We know that there are many uncertainties for people right now, but one thing that’s clear is the needs are immense, immediate and will be for a long time.

Two IRC medical staff assess the needs of an older man who sits next to them in a medical facility in Sudan.
The IRC is delivering emergency health and protection services in Tunaydbah, Sudan to refugees and members of the local host community.
Photo: The IRC

Why are Sudanese refugees fleeing to Chad?

Over 300,000 refugees have fled Sudan's conflict seeking safety and refuge in Chad, joining the 580,000 already there. 

“Chad has been generously welcoming in Sudanese refugees, but Chad itself is a low-income, crisis-affected country,” says IRC president and CEO, David Miliband

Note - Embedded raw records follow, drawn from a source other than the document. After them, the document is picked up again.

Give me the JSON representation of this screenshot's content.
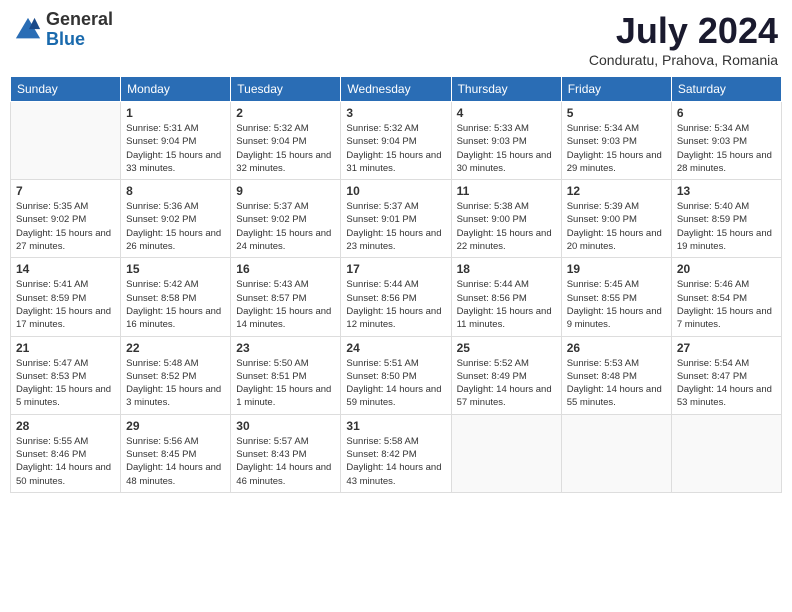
{
  "header": {
    "logo_general": "General",
    "logo_blue": "Blue",
    "month_title": "July 2024",
    "subtitle": "Conduratu, Prahova, Romania"
  },
  "weekdays": [
    "Sunday",
    "Monday",
    "Tuesday",
    "Wednesday",
    "Thursday",
    "Friday",
    "Saturday"
  ],
  "weeks": [
    [
      {
        "day": "",
        "empty": true
      },
      {
        "day": "1",
        "sunrise": "Sunrise: 5:31 AM",
        "sunset": "Sunset: 9:04 PM",
        "daylight": "Daylight: 15 hours and 33 minutes."
      },
      {
        "day": "2",
        "sunrise": "Sunrise: 5:32 AM",
        "sunset": "Sunset: 9:04 PM",
        "daylight": "Daylight: 15 hours and 32 minutes."
      },
      {
        "day": "3",
        "sunrise": "Sunrise: 5:32 AM",
        "sunset": "Sunset: 9:04 PM",
        "daylight": "Daylight: 15 hours and 31 minutes."
      },
      {
        "day": "4",
        "sunrise": "Sunrise: 5:33 AM",
        "sunset": "Sunset: 9:03 PM",
        "daylight": "Daylight: 15 hours and 30 minutes."
      },
      {
        "day": "5",
        "sunrise": "Sunrise: 5:34 AM",
        "sunset": "Sunset: 9:03 PM",
        "daylight": "Daylight: 15 hours and 29 minutes."
      },
      {
        "day": "6",
        "sunrise": "Sunrise: 5:34 AM",
        "sunset": "Sunset: 9:03 PM",
        "daylight": "Daylight: 15 hours and 28 minutes."
      }
    ],
    [
      {
        "day": "7",
        "sunrise": "Sunrise: 5:35 AM",
        "sunset": "Sunset: 9:02 PM",
        "daylight": "Daylight: 15 hours and 27 minutes."
      },
      {
        "day": "8",
        "sunrise": "Sunrise: 5:36 AM",
        "sunset": "Sunset: 9:02 PM",
        "daylight": "Daylight: 15 hours and 26 minutes."
      },
      {
        "day": "9",
        "sunrise": "Sunrise: 5:37 AM",
        "sunset": "Sunset: 9:02 PM",
        "daylight": "Daylight: 15 hours and 24 minutes."
      },
      {
        "day": "10",
        "sunrise": "Sunrise: 5:37 AM",
        "sunset": "Sunset: 9:01 PM",
        "daylight": "Daylight: 15 hours and 23 minutes."
      },
      {
        "day": "11",
        "sunrise": "Sunrise: 5:38 AM",
        "sunset": "Sunset: 9:00 PM",
        "daylight": "Daylight: 15 hours and 22 minutes."
      },
      {
        "day": "12",
        "sunrise": "Sunrise: 5:39 AM",
        "sunset": "Sunset: 9:00 PM",
        "daylight": "Daylight: 15 hours and 20 minutes."
      },
      {
        "day": "13",
        "sunrise": "Sunrise: 5:40 AM",
        "sunset": "Sunset: 8:59 PM",
        "daylight": "Daylight: 15 hours and 19 minutes."
      }
    ],
    [
      {
        "day": "14",
        "sunrise": "Sunrise: 5:41 AM",
        "sunset": "Sunset: 8:59 PM",
        "daylight": "Daylight: 15 hours and 17 minutes."
      },
      {
        "day": "15",
        "sunrise": "Sunrise: 5:42 AM",
        "sunset": "Sunset: 8:58 PM",
        "daylight": "Daylight: 15 hours and 16 minutes."
      },
      {
        "day": "16",
        "sunrise": "Sunrise: 5:43 AM",
        "sunset": "Sunset: 8:57 PM",
        "daylight": "Daylight: 15 hours and 14 minutes."
      },
      {
        "day": "17",
        "sunrise": "Sunrise: 5:44 AM",
        "sunset": "Sunset: 8:56 PM",
        "daylight": "Daylight: 15 hours and 12 minutes."
      },
      {
        "day": "18",
        "sunrise": "Sunrise: 5:44 AM",
        "sunset": "Sunset: 8:56 PM",
        "daylight": "Daylight: 15 hours and 11 minutes."
      },
      {
        "day": "19",
        "sunrise": "Sunrise: 5:45 AM",
        "sunset": "Sunset: 8:55 PM",
        "daylight": "Daylight: 15 hours and 9 minutes."
      },
      {
        "day": "20",
        "sunrise": "Sunrise: 5:46 AM",
        "sunset": "Sunset: 8:54 PM",
        "daylight": "Daylight: 15 hours and 7 minutes."
      }
    ],
    [
      {
        "day": "21",
        "sunrise": "Sunrise: 5:47 AM",
        "sunset": "Sunset: 8:53 PM",
        "daylight": "Daylight: 15 hours and 5 minutes."
      },
      {
        "day": "22",
        "sunrise": "Sunrise: 5:48 AM",
        "sunset": "Sunset: 8:52 PM",
        "daylight": "Daylight: 15 hours and 3 minutes."
      },
      {
        "day": "23",
        "sunrise": "Sunrise: 5:50 AM",
        "sunset": "Sunset: 8:51 PM",
        "daylight": "Daylight: 15 hours and 1 minute."
      },
      {
        "day": "24",
        "sunrise": "Sunrise: 5:51 AM",
        "sunset": "Sunset: 8:50 PM",
        "daylight": "Daylight: 14 hours and 59 minutes."
      },
      {
        "day": "25",
        "sunrise": "Sunrise: 5:52 AM",
        "sunset": "Sunset: 8:49 PM",
        "daylight": "Daylight: 14 hours and 57 minutes."
      },
      {
        "day": "26",
        "sunrise": "Sunrise: 5:53 AM",
        "sunset": "Sunset: 8:48 PM",
        "daylight": "Daylight: 14 hours and 55 minutes."
      },
      {
        "day": "27",
        "sunrise": "Sunrise: 5:54 AM",
        "sunset": "Sunset: 8:47 PM",
        "daylight": "Daylight: 14 hours and 53 minutes."
      }
    ],
    [
      {
        "day": "28",
        "sunrise": "Sunrise: 5:55 AM",
        "sunset": "Sunset: 8:46 PM",
        "daylight": "Daylight: 14 hours and 50 minutes."
      },
      {
        "day": "29",
        "sunrise": "Sunrise: 5:56 AM",
        "sunset": "Sunset: 8:45 PM",
        "daylight": "Daylight: 14 hours and 48 minutes."
      },
      {
        "day": "30",
        "sunrise": "Sunrise: 5:57 AM",
        "sunset": "Sunset: 8:43 PM",
        "daylight": "Daylight: 14 hours and 46 minutes."
      },
      {
        "day": "31",
        "sunrise": "Sunrise: 5:58 AM",
        "sunset": "Sunset: 8:42 PM",
        "daylight": "Daylight: 14 hours and 43 minutes."
      },
      {
        "day": "",
        "empty": true
      },
      {
        "day": "",
        "empty": true
      },
      {
        "day": "",
        "empty": true
      }
    ]
  ]
}
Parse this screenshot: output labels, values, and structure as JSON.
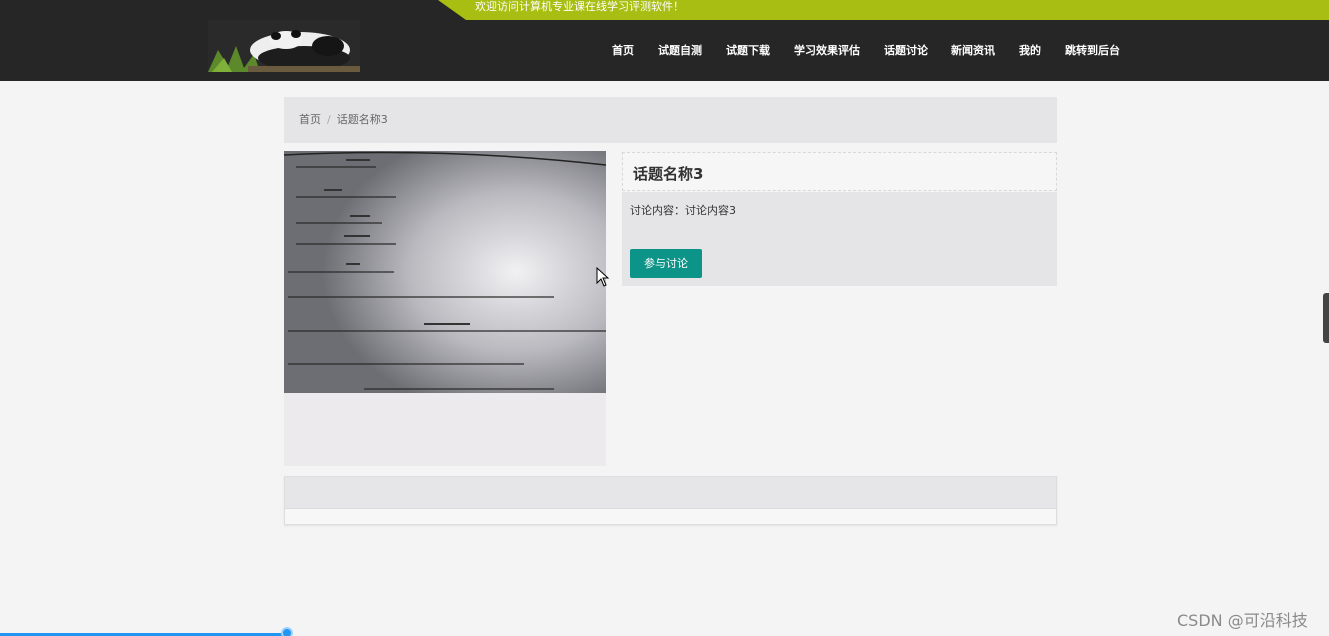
{
  "header": {
    "welcome": "欢迎访问计算机专业课在线学习评测软件！",
    "logo": "panda-logo",
    "nav": [
      {
        "label": "首页"
      },
      {
        "label": "试题自测"
      },
      {
        "label": "试题下载"
      },
      {
        "label": "学习效果评估"
      },
      {
        "label": "话题讨论"
      },
      {
        "label": "新闻资讯"
      },
      {
        "label": "我的"
      },
      {
        "label": "跳转到后台"
      }
    ]
  },
  "breadcrumb": {
    "home": "首页",
    "separator": "/",
    "current": "话题名称3"
  },
  "topic": {
    "title": "话题名称3",
    "content_label": "讨论内容：",
    "content_value": "讨论内容3",
    "join_button": "参与讨论"
  },
  "watermark": "CSDN @可沿科技",
  "colors": {
    "header_bg": "#262626",
    "welcome_bar": "#a8be12",
    "button": "#0d9488",
    "progress": "#2196f3"
  }
}
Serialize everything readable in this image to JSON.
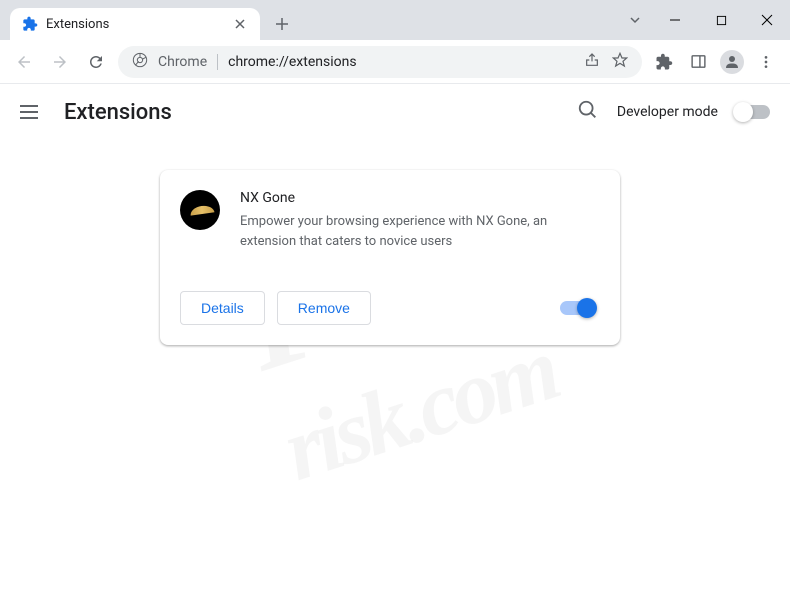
{
  "tab": {
    "title": "Extensions"
  },
  "omnibox": {
    "chrome_label": "Chrome",
    "url": "chrome://extensions"
  },
  "page": {
    "title": "Extensions",
    "dev_mode_label": "Developer mode"
  },
  "extension": {
    "name": "NX Gone",
    "description": "Empower your browsing experience with NX Gone, an extension that caters to novice users",
    "details_label": "Details",
    "remove_label": "Remove"
  },
  "watermark": {
    "line1": "PC",
    "line2": "risk.com"
  }
}
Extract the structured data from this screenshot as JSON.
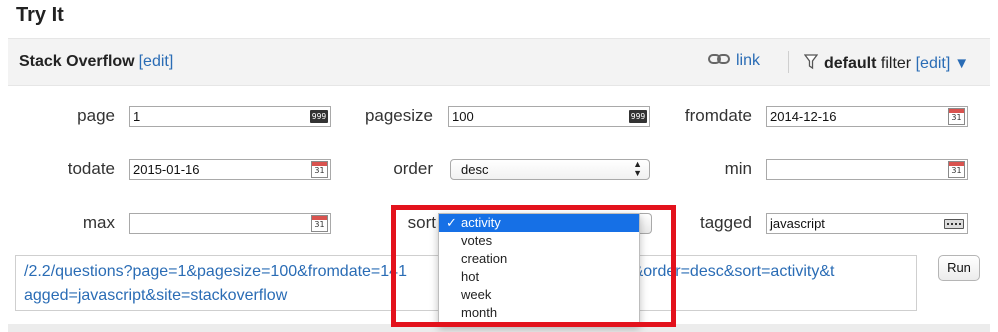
{
  "page": {
    "title": "Try It"
  },
  "site_bar": {
    "site_name": "Stack Overflow",
    "edit_label": "[edit]",
    "link_label": "link",
    "filter_name": "default",
    "filter_word": "filter",
    "filter_edit": "[edit]",
    "filter_caret": "▼"
  },
  "fields": {
    "page": {
      "label": "page",
      "value": "1",
      "icon": "999"
    },
    "pagesize": {
      "label": "pagesize",
      "value": "100",
      "icon": "999"
    },
    "fromdate": {
      "label": "fromdate",
      "value": "2014-12-16",
      "icon": "31"
    },
    "todate": {
      "label": "todate",
      "value": "2015-01-16",
      "icon": "31"
    },
    "order": {
      "label": "order",
      "value": "desc"
    },
    "min": {
      "label": "min",
      "value": "",
      "icon": "31"
    },
    "max": {
      "label": "max",
      "value": "",
      "icon": "31"
    },
    "sort": {
      "label": "sort"
    },
    "tagged": {
      "label": "tagged",
      "value": "javascript"
    }
  },
  "sort_dropdown": {
    "check": "✓",
    "options": [
      "activity",
      "votes",
      "creation",
      "hot",
      "week",
      "month"
    ],
    "selected": "activity"
  },
  "url_box": {
    "text": "/2.2/questions?page=1&pagesize=100&fromdate=141",
    "text_2": "6400&order=desc&sort=activity&t",
    "line2": "agged=javascript&site=stackoverflow"
  },
  "run_button": {
    "label": "Run"
  },
  "colors": {
    "link": "#2a6cb5",
    "highlight": "#e3121c",
    "selected": "#1670e6"
  }
}
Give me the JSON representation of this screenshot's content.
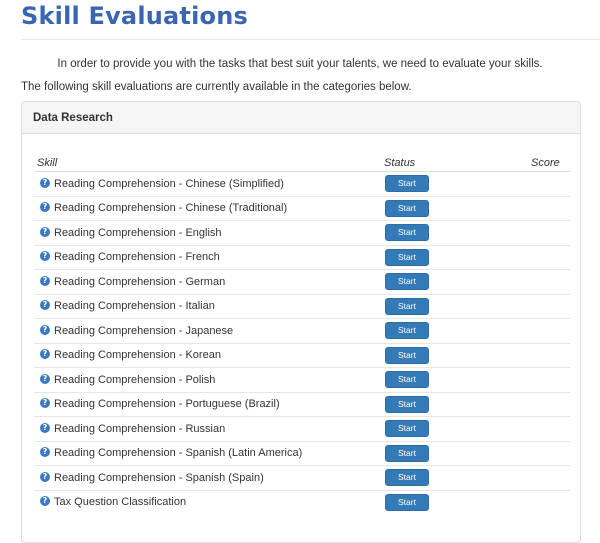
{
  "page": {
    "title": "Skill Evaluations",
    "intro": "In order to provide you with the tasks that best suit your talents, we need to evaluate your skills.",
    "available_text": "The following skill evaluations are currently available in the categories below."
  },
  "panel": {
    "heading": "Data Research",
    "columns": {
      "skill": "Skill",
      "status": "Status",
      "score": "Score"
    },
    "rows": [
      {
        "skill": "Reading Comprehension - Chinese (Simplified)",
        "status": "Start",
        "score": ""
      },
      {
        "skill": "Reading Comprehension - Chinese (Traditional)",
        "status": "Start",
        "score": ""
      },
      {
        "skill": "Reading Comprehension - English",
        "status": "Start",
        "score": ""
      },
      {
        "skill": "Reading Comprehension - French",
        "status": "Start",
        "score": ""
      },
      {
        "skill": "Reading Comprehension - German",
        "status": "Start",
        "score": ""
      },
      {
        "skill": "Reading Comprehension - Italian",
        "status": "Start",
        "score": ""
      },
      {
        "skill": "Reading Comprehension - Japanese",
        "status": "Start",
        "score": ""
      },
      {
        "skill": "Reading Comprehension - Korean",
        "status": "Start",
        "score": ""
      },
      {
        "skill": "Reading Comprehension - Polish",
        "status": "Start",
        "score": ""
      },
      {
        "skill": "Reading Comprehension - Portuguese (Brazil)",
        "status": "Start",
        "score": ""
      },
      {
        "skill": "Reading Comprehension - Russian",
        "status": "Start",
        "score": ""
      },
      {
        "skill": "Reading Comprehension - Spanish (Latin America)",
        "status": "Start",
        "score": ""
      },
      {
        "skill": "Reading Comprehension - Spanish (Spain)",
        "status": "Start",
        "score": ""
      },
      {
        "skill": "Tax Question Classification",
        "status": "Start",
        "score": ""
      }
    ]
  },
  "icons": {
    "info": "question-circle-icon"
  },
  "colors": {
    "title": "#3a65b0",
    "button": "#337ab7",
    "info_icon": "#3a78c3"
  }
}
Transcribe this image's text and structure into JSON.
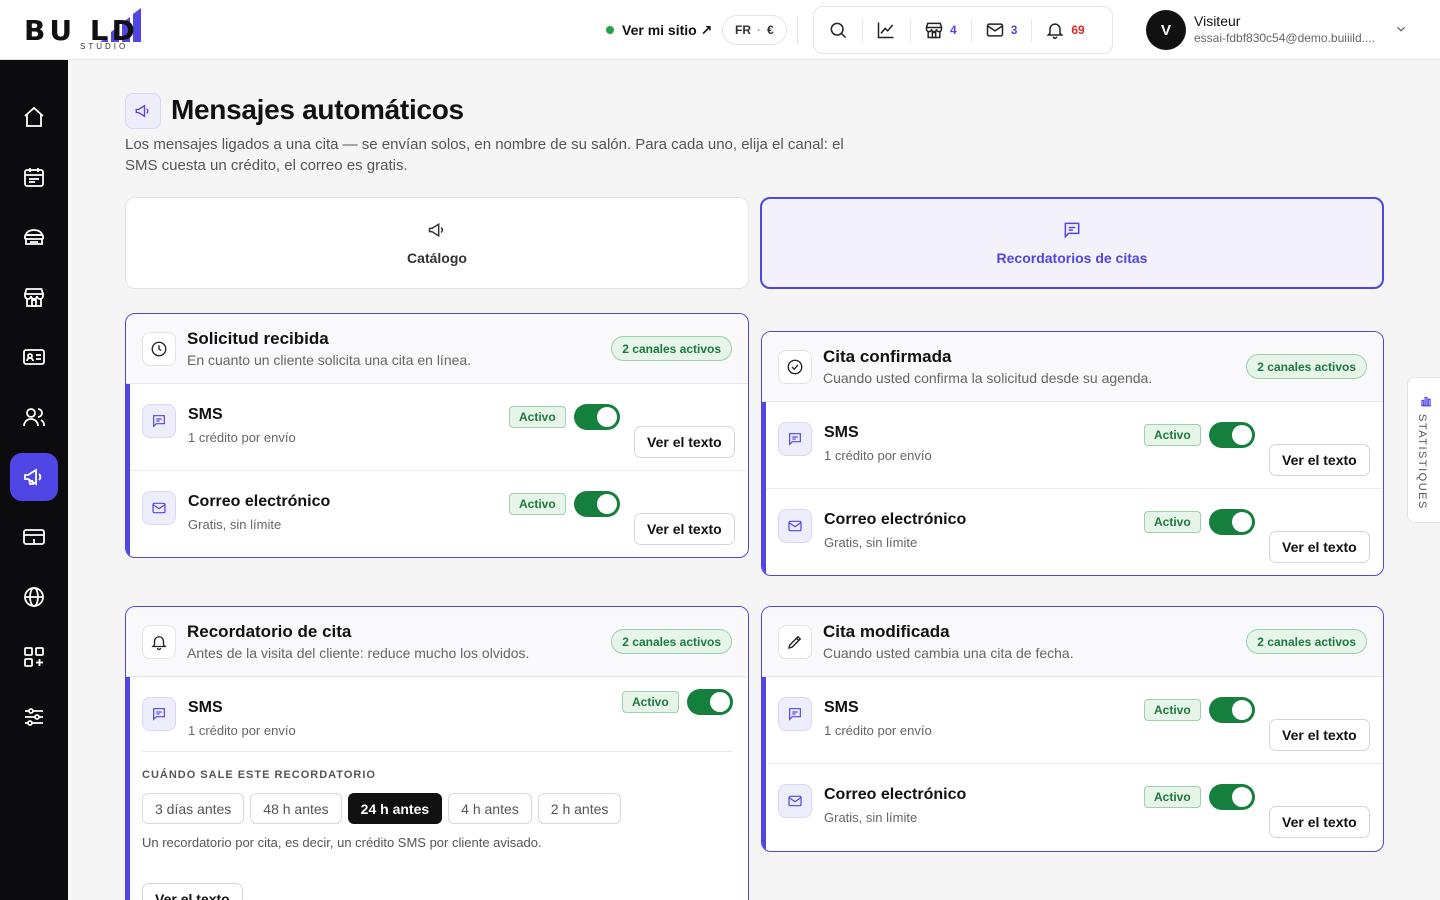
{
  "brand": {
    "logo_main": "BU  LD",
    "logo_sub": "STUDIO"
  },
  "topbar": {
    "site_link": "Ver mi sitio ↗",
    "lang": "FR",
    "currency": "€",
    "stores_count": "4",
    "mail_count": "3",
    "notif_count": "69",
    "user_initial": "V",
    "user_name": "Visiteur",
    "user_email": "essai-fdbf830c54@demo.buiiild...."
  },
  "sidebar": {
    "items": [
      "home",
      "calendar",
      "services",
      "store",
      "contacts",
      "clients",
      "messages",
      "payments",
      "website",
      "apps",
      "settings"
    ],
    "active": "messages"
  },
  "page": {
    "title": "Mensajes automáticos",
    "description": "Los mensajes ligados a una cita — se envían solos, en nombre de su salón. Para cada uno, elija el canal: el SMS cuesta un crédito, el correo es gratis."
  },
  "tabs": [
    {
      "label": "Catálogo",
      "active": false
    },
    {
      "label": "Recordatorios de citas",
      "active": true
    }
  ],
  "common": {
    "active_channels": "2 canales activos",
    "activo": "Activo",
    "view_text": "Ver el texto",
    "sms_name": "SMS",
    "sms_desc": "1 crédito por envío",
    "email_name": "Correo electrónico",
    "email_desc": "Gratis, sin límite"
  },
  "cards": {
    "solicitud": {
      "title": "Solicitud recibida",
      "subtitle": "En cuanto un cliente solicita una cita en línea."
    },
    "confirmada": {
      "title": "Cita confirmada",
      "subtitle": "Cuando usted confirma la solicitud desde su agenda."
    },
    "recordatorio": {
      "title": "Recordatorio de cita",
      "subtitle": "Antes de la visita del cliente: reduce mucho los olvidos.",
      "when_label": "CUÁNDO SALE ESTE RECORDATORIO",
      "options": [
        "3 días antes",
        "48 h antes",
        "24 h antes",
        "4 h antes",
        "2 h antes"
      ],
      "selected": "24 h antes",
      "note": "Un recordatorio por cita, es decir, un crédito SMS por cliente avisado."
    },
    "modificada": {
      "title": "Cita modificada",
      "subtitle": "Cuando usted cambia una cita de fecha."
    }
  },
  "stats_tab": "STATISTIQUES",
  "colors": {
    "accent": "#4f46e5",
    "success": "#15803d",
    "sidebar": "#0c0c0e",
    "alert": "#dc2626"
  }
}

According to the UNHCR, 90 percent of those arriving from Sudan are women and children. One-fifth of young children who have arrived in Chad are experiencing acute malnourishment, which is potentially life-threatening.

“The fact that women and children make up such a large proportion of the new arrivals in Chad is particularly worrying because they are often the most vulnerable groups in conflict situations,” explains Aleksandra Roulet-Cimpric, the IRC’s country director in Chad. “Women and children are at greater risk of violence, exploitation, and abuse, and they may also face difficulties accessing basic necessities such as food, water and healthcare.”

Despite the urgent need to support Sudanese refugees arriving in Chad, international donors have fallen short of funding the humanitarian response in the country.

“Out of the requested $226 million USD to respond to this crisis, only a mere 11 percent of the required funding has been raised,” explains Mwiti Mungania, the IRC’s emergency country director in Chad. “Urgent action is needed to bridge this funding gap and ensure that the necessary resources reach those in desperate need.”

An IRC health worker delivers malnutrition care to a young child who is being held in their mother's arms.
Assaniya and her nine-month-old daughter, Salima, found refuge in Chad after escaping the conflict in Sudan. After being safely relocated to the Gaga refugee camp, Salima received treatment for malnutrition at an IRC-supported health center.
Photo: Chloé Leconte for the IRC

How is the IRC supporting Sudanese refugees in Chad?

The International Rescue Committee (IRC) has been providing vital humanitarian aid in Chad since 2004. After the war in Sudan broke out in April 2023, the IRC promptly set up water stations to assist severely dehydrated people arriving across the border, along with establishing mobile health clinics to address the health needs of refugees.

In addition to bolstering our emergency response, the IRC has scaled up health and protection programs in Chad. 

We have set up four mobile clinics in transition sites such as Borota and Adré. These clinics provide essential services, including primary healthcare, nutrition, mental health and psychosocial support, sexual and reproductive health services, and protection programs.

Additional programming includes the provision of safe water and sanitation facilities, and the promotion of hygienic practices, to prevent the spread of disease and promote the overall well-being of refugees.

The IRC is actively supporting the safe relocation of refugees in Chad by providing ambulances and scaling up essential services in refugee camps.

We urge donor governments to extend their support to Sudanese refugees in Chad and to help the IRC meet their needs.

A mother sits in a hospital room with a newborn child in her lap. Mosquito netting offers a thin veil of the room behind them.
Raouda holds her baby who was born a few hours earlier in the IRC’s health center at the Gaga refugee camp, Chad, where Raouda and her family were relocated. She fled the conflict in Sudan two weeks before giving birth.
Photo: Chloé Leconte for the IRC

How can I help Sudanese refugees?

880,000 Sudanese refugees have been forced to flee the country and more than 3.3 million have become internally displaced. While neighboring countries like Chad are welcoming refugees, additional support is critical to meet their essential needs.

Consider donating to the IRC to support our programming in Chad and to help refugees around the world. 

*Last name excluded for privacy